* [PROBLEM]:
Take each line of the records below that contains the string "company" and copy it.
===== SUPPLIED RECORDS
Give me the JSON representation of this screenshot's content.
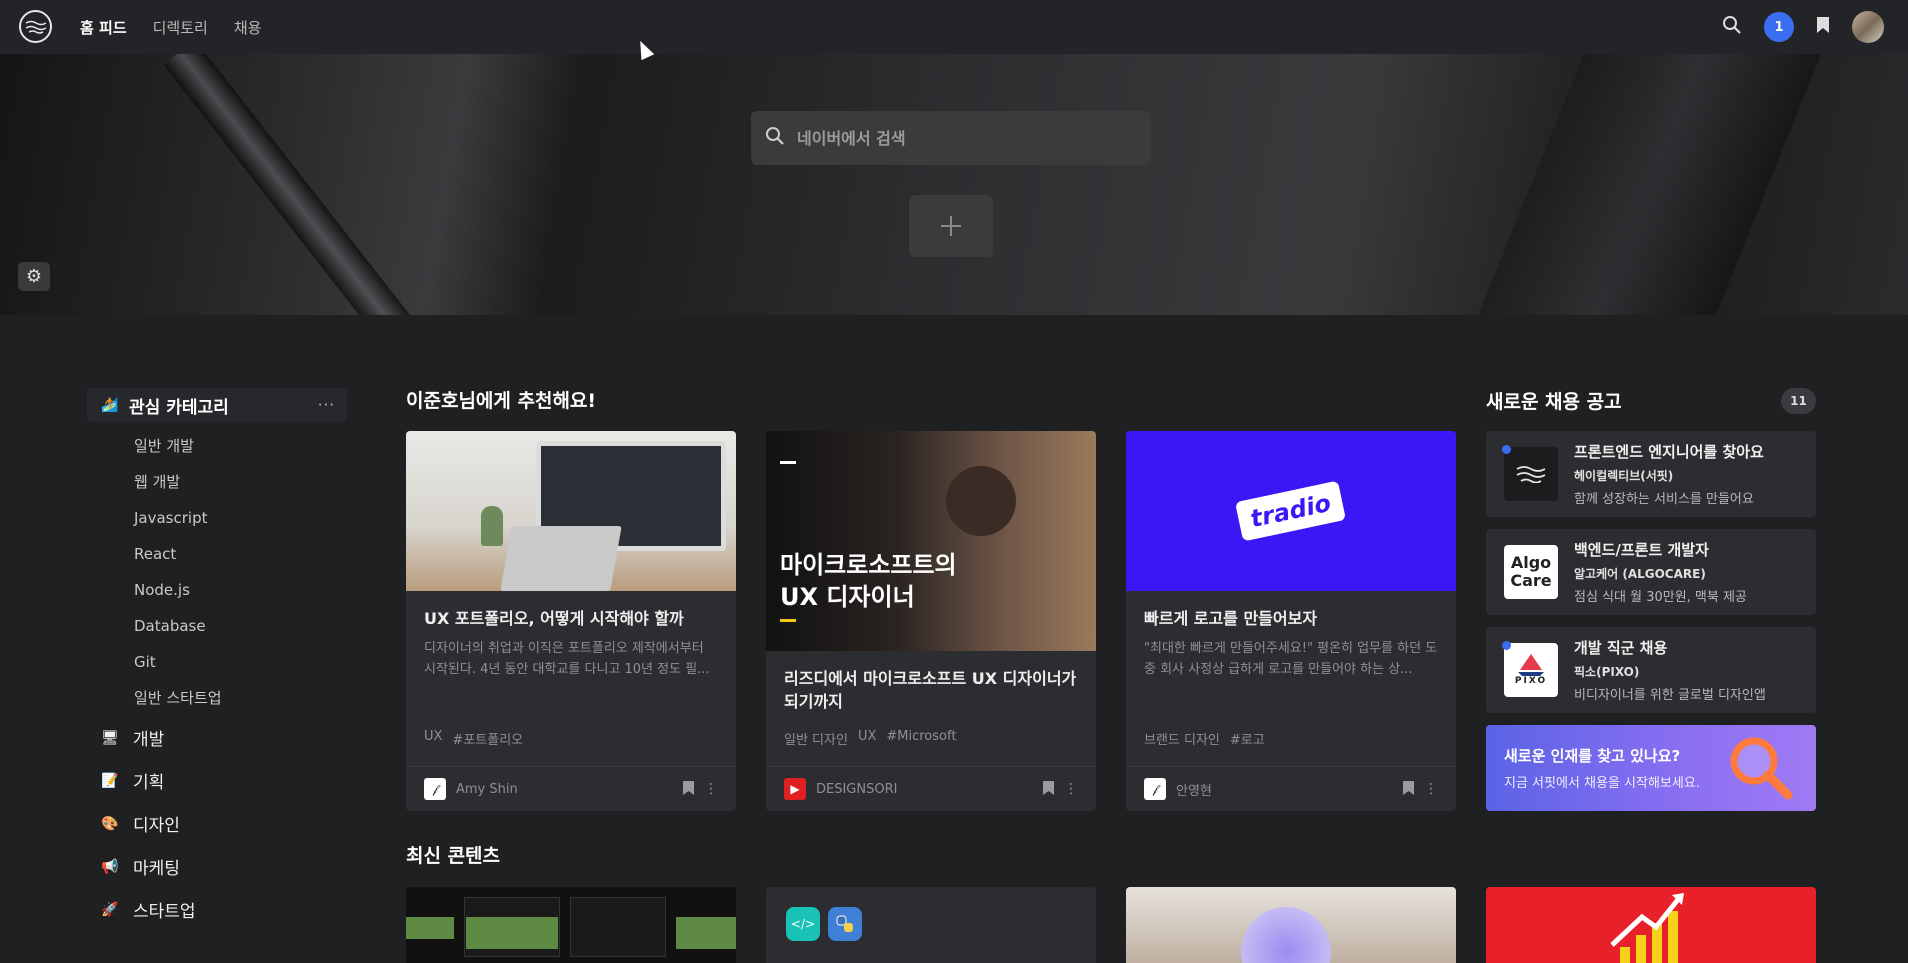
{
  "nav": {
    "items": [
      "홈 피드",
      "디렉토리",
      "채용"
    ],
    "active_index": 0,
    "notification_count": "1"
  },
  "search": {
    "placeholder": "네이버에서 검색"
  },
  "sidebar": {
    "header": "관심 카테고리",
    "more": "···",
    "subcategories": [
      "일반 개발",
      "웹 개발",
      "Javascript",
      "React",
      "Node.js",
      "Database",
      "Git",
      "일반 스타트업"
    ],
    "categories": [
      "개발",
      "기획",
      "디자인",
      "마케팅",
      "스타트업"
    ]
  },
  "recommend": {
    "title": "이준호님에게 추천해요!",
    "cards": [
      {
        "title": "UX 포트폴리오, 어떻게 시작해야 할까",
        "desc": "디자이너의 취업과 이직은 포트폴리오 제작에서부터 시작된다.  4년 동안 대학교를 다니고 10년 정도 필...",
        "tags": [
          "UX",
          "#포트폴리오"
        ],
        "source": "Amy Shin"
      },
      {
        "title": "리즈디에서 마이크로소프트 UX 디자이너가 되기까지",
        "desc": "",
        "thumb_text": "마이크로소프트의\nUX 디자이너",
        "tags": [
          "일반 디자인",
          "UX",
          "#Microsoft"
        ],
        "source": "DESIGNSORI"
      },
      {
        "title": "빠르게 로고를 만들어보자",
        "desc": "\"최대한 빠르게 만들어주세요!\" 평온히 업무를 하던 도중 회사 사정상 급하게 로고를 만들어야 하는 상...",
        "thumb_text": "tradio",
        "tags": [
          "브랜드 디자인",
          "#로고"
        ],
        "source": "안영현"
      }
    ]
  },
  "jobs": {
    "title": "새로운 채용 공고",
    "count": "11",
    "items": [
      {
        "title": "프론트엔드 엔지니어를 찾아요",
        "company": "헤이컬렉티브(서핏)",
        "desc": "함께 성장하는 서비스를 만들어요"
      },
      {
        "title": "백엔드/프론트 개발자",
        "company": "알고케어 (ALGOCARE)",
        "desc": "점심 식대 월 30만원, 맥북 제공",
        "logo_text": "Algo Care"
      },
      {
        "title": "개발 직군 채용",
        "company": "픽소(PIXO)",
        "desc": "비디자이너를 위한 글로벌 디자인앱",
        "logo_text": "PIXO"
      }
    ],
    "banner": {
      "title": "새로운 인재를 찾고 있나요?",
      "subtitle": "지금 서핏에서 채용을 시작해보세요."
    }
  },
  "latest": {
    "title": "최신 콘텐츠"
  },
  "colors": {
    "accent": "#3a6df0",
    "tradio_bg": "#3d16f5",
    "red_card": "#e8202a"
  }
}
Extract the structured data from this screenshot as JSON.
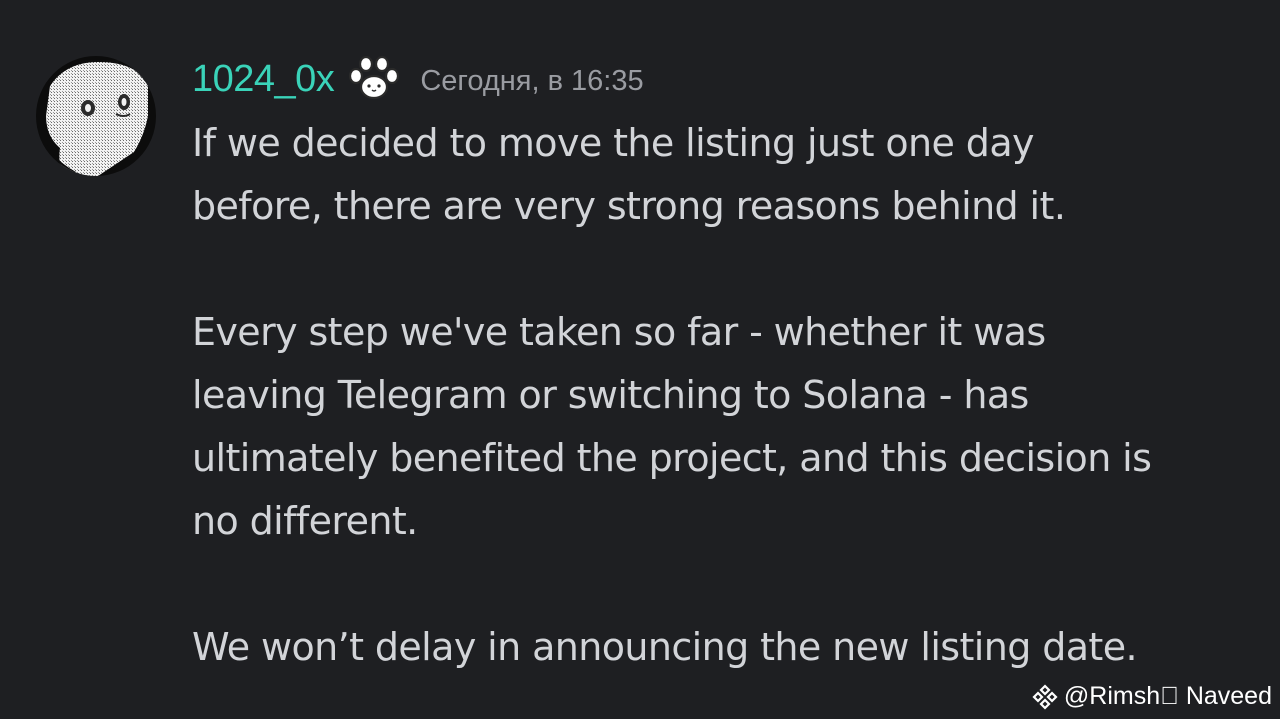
{
  "message": {
    "author": "1024_0x",
    "timestamp": "Сегодня, в 16:35",
    "badge_icon": "paw-icon",
    "paragraphs": [
      "If we decided to move the listing just one day\nbefore, there are very strong reasons behind it.",
      "Every step we've taken so far - whether it was\nleaving Telegram or switching to Solana - has\nultimately benefited the project, and this decision is\nno different.",
      "We won’t delay in announcing the new listing date."
    ]
  },
  "watermark": {
    "icon": "binance-diamond-icon",
    "text": "@Rimsh\u0000 Naveed"
  },
  "colors": {
    "background": "#1e1f22",
    "username": "#3ad3b9",
    "timestamp": "#9a9ca2",
    "text": "#d2d4d8"
  }
}
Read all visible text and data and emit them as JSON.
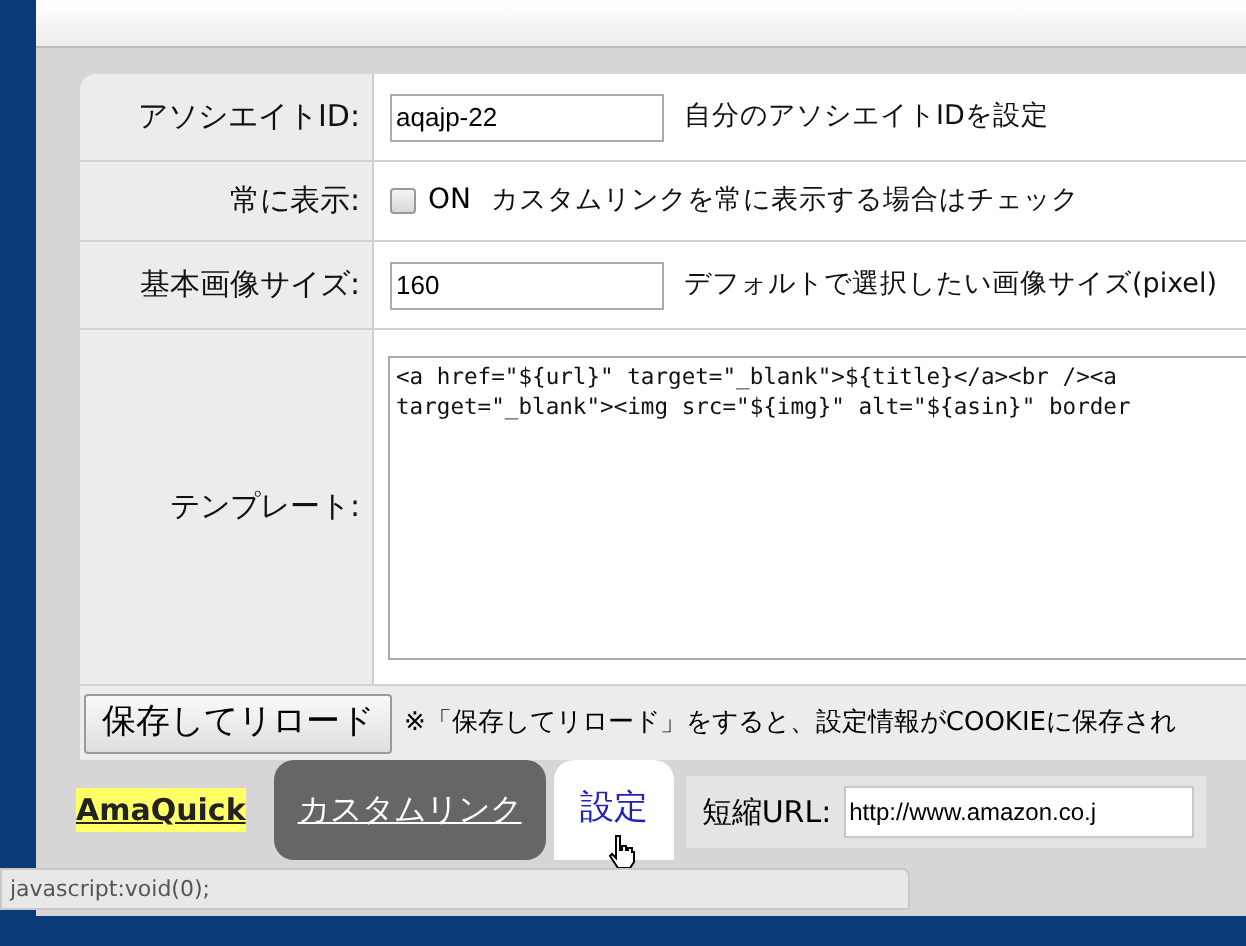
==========
* [REPLY]:
        "company": "헤이컬렉티브(서핏)",
        "company": "알고케어 (ALGOCARE)",
        "company": "픽소(PIXO)",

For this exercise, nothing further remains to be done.